Michael Mazourek, George Moriarty, Michael Glos, Maryann Fink, Mary Kreitinger, Elizabeth Henderson, Greg Palmer, Ammie Chickering, Danya L. Rumore, Deborah Kean, James R. Myers, John F. Murphy, Chad Kramer and Molly Jahn
‘Peacework’ is a new open-pollinated, early red bell pepper cultivar with Cucumber mosaic virus (CMV) resistance developed for and within organic systems. Development of this cultivar was conducted at Cornell University's Department of Plant

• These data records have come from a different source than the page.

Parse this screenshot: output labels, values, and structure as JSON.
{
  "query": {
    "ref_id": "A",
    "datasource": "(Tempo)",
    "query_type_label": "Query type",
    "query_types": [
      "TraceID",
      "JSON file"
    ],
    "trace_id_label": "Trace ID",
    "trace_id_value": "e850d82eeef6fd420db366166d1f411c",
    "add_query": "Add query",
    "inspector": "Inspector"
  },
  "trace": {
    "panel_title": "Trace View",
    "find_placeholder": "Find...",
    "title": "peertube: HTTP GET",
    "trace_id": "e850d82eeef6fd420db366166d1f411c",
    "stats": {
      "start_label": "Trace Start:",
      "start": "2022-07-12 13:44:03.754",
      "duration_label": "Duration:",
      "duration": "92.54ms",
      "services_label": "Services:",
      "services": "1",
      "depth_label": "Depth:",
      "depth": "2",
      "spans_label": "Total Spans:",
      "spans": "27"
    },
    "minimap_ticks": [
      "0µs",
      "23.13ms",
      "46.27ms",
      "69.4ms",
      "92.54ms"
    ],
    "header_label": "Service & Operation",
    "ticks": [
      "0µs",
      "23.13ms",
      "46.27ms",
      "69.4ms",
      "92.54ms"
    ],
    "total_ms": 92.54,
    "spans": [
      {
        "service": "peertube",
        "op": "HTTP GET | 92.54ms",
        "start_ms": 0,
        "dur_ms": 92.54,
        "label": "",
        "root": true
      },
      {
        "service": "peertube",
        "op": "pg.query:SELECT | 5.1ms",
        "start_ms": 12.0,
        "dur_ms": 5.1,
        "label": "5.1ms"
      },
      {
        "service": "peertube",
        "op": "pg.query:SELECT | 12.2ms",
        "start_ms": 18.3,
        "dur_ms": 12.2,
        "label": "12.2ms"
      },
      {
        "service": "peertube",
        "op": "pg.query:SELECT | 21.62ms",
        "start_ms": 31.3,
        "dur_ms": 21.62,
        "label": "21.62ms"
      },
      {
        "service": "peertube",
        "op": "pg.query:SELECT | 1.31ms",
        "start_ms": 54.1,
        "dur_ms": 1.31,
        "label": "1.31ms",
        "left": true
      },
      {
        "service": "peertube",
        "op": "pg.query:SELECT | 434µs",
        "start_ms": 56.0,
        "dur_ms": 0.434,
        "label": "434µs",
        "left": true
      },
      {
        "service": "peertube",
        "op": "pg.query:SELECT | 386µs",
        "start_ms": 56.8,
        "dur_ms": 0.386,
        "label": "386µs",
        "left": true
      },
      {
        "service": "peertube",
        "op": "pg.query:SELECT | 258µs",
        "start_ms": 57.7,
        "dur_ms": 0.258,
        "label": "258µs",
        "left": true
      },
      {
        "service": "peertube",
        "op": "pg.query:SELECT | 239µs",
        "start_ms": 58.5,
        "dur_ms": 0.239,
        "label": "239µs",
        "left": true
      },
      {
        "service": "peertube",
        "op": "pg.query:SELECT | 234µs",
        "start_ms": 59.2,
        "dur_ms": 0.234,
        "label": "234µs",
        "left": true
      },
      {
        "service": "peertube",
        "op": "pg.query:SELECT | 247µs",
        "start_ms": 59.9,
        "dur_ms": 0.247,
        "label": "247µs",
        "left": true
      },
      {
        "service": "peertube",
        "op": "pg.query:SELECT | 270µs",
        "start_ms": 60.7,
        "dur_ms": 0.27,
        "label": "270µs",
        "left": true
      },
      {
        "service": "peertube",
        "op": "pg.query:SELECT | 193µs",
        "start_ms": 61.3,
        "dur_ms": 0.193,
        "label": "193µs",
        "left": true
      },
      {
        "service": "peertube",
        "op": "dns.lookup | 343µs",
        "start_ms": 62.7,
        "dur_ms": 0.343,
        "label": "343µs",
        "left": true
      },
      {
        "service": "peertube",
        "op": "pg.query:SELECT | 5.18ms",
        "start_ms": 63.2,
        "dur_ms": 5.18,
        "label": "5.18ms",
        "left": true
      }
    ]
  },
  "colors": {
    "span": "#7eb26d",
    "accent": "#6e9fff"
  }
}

Cowpea cultivars Early Ramshorn and Dixie Queen, reported to be resistant to cucumber mosaic virus (CMV) by Sinclair and Walker in 1955, were reexamined for the existence of individual CMV-resistant genotypes within seedling populations. CMV-inoculated populations of these two cultivars became CMV-infected at rates of 60% and 80%, respectively, as determined by DAS-ELISA. CMV-free plants were grown to maturity, seeds from these sources were planted, and second-generation seedlings were inoculated again with CMV. Rates at which these seedlings became CMV-infected were 10% and 24%, respectively. The complementary 90% and 76% of these populations remained completely free of ELISA-detectable CMV and were saved to maturity. Evaluations of third-generation populations are being performed. Twenty additional cultivars and breeding lines also are being evaluated. Seedlings of 14 of the 22 cultivars/lines became 95% to 100% infected when inoculated with CMV. Results from eight of the 22 suggested that seedling populations contain CMV-susceptible and -resistant plants. Near isogeneic sublines of susceptible and resistant plants per cultivar/line are being conveyed to cowpea breeders for genetic analyses and breeding purposes.